Kashmiri villagers shout pro-independence slogans during the funeral of Raja Bejum, 70, who was killed in clashes with Indian security forces in Langate near Handwara, April 13, 2016. (Photo by AFP)
The fourth protester has been killed in a series of violent clashes between Indian forces and the residents of Indian-administered Kashmir over the past 48 hours.
The youth, identified as Jehangir Ahmad Wani, was hit in the head by a tear gas shell fired by Indian troops to quell protests and died at a hospital in the northern village of Drugmulla, located about 95 kilometers from Kashmir’s main city of Srinagar.
The youth was among the hundreds of angry demonstrators who have been clashing with Indian forces for a second straight day across the Muslim-majority region.
The latest death brings the total number of Kashmiri protesters killed by Indian government forces over the past two days to four.
On Tuesday, witnesses said Indian soldiers opened fire on the protesters who had stormed an army bunker and set it on fire in the northern town of Handwara. Two protesters were shot dead on the spot and a woman working in a nearby field later died of a bullet wound.
The latest clashes come as Indian authorities have enforced a curfew in Srinagar, Handwara and neighboring villages. Shops and schools remained closed and streets were deserted as armed government forces patrolled the areas under curfew.
Indian paramilitary troopers stand guard on a street of closed shops during a one-day strike in Srinagar, Kashmir, April 12, 2016. (Photo by AFP)
The protests erupted following an allegation that an Indian army soldier had tried to sexually assault a local woman.
The army has expressed regret at the shootings and has ordered an inquiry into the allegation of sexual assault, saying in a statement that anyone found guilty “will be severely dealt with.”
Human rights groups, however, say such investigations rarely yield any concrete results and are often aimed at calming public anger.
Meanwhile, Kashmiri pro-independence leaders have called for a general strike on Thursday and anti-India
protests on Friday.
The New Delhi government has deployed large contingents of police and paramilitary troops to most parts of Srinagar and several other major cities to prevent street demonstrations.
Thousands of people have been killed in violence in Kashmir since the 1980s.

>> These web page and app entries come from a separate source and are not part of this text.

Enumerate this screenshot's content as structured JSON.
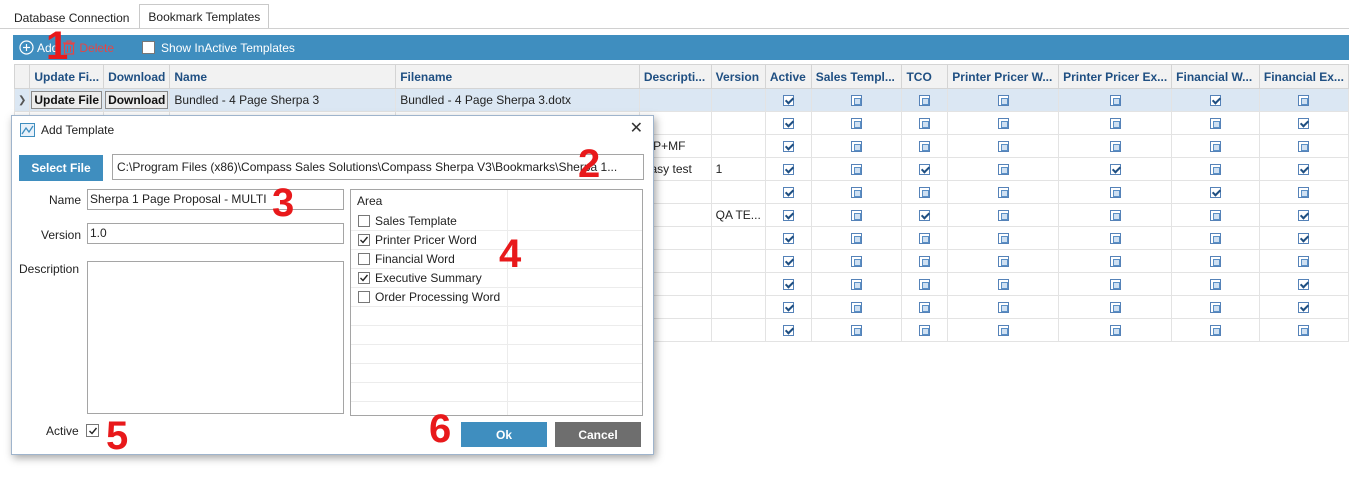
{
  "tabs": [
    {
      "label": "Database Connection"
    },
    {
      "label": "Bookmark Templates"
    }
  ],
  "toolbar": {
    "add_label": "Add",
    "delete_label": "Delete",
    "show_inactive_label": "Show InActive Templates"
  },
  "grid": {
    "columns": [
      "Update Fi...",
      "Download",
      "Name",
      "Filename",
      "Descripti...",
      "Version",
      "Active",
      "Sales Templ...",
      "TCO",
      "Printer Pricer W...",
      "Printer Pricer Ex...",
      "Financial W...",
      "Financial Ex..."
    ],
    "row0": {
      "update_btn": "Update File",
      "download_btn": "Download",
      "name": "Bundled - 4 Page Sherpa 3",
      "filename": "Bundled - 4 Page Sherpa 3.dotx"
    },
    "visible_descriptions": [
      "OP+MF",
      "easy test"
    ],
    "visible_versions": [
      "1",
      "QA TE..."
    ]
  },
  "dialog": {
    "title": "Add Template",
    "select_file_label": "Select File",
    "file_path": "C:\\Program Files (x86)\\Compass Sales Solutions\\Compass Sherpa V3\\Bookmarks\\Sherpa 1...",
    "name_label": "Name",
    "name_value": "Sherpa 1 Page Proposal - MULTI",
    "version_label": "Version",
    "version_value": "1.0",
    "description_label": "Description",
    "active_label": "Active",
    "area_header": "Area",
    "areas": [
      {
        "label": "Sales Template",
        "checked": false
      },
      {
        "label": "Printer Pricer Word",
        "checked": true
      },
      {
        "label": "Financial Word",
        "checked": false
      },
      {
        "label": "Executive Summary",
        "checked": true
      },
      {
        "label": "Order Processing Word",
        "checked": false
      }
    ],
    "ok_label": "Ok",
    "cancel_label": "Cancel"
  },
  "annotations": [
    "1",
    "2",
    "3",
    "4",
    "5",
    "6"
  ]
}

Kashmir lies at the heart of almost 69 years of hostility between India and Pakistan. Both neighbors claim the region in full but have partial control over it.
Islamabad and New Delhi have fought three wars, two of them over Kashmir, since their independence from British colonial rule in 1947.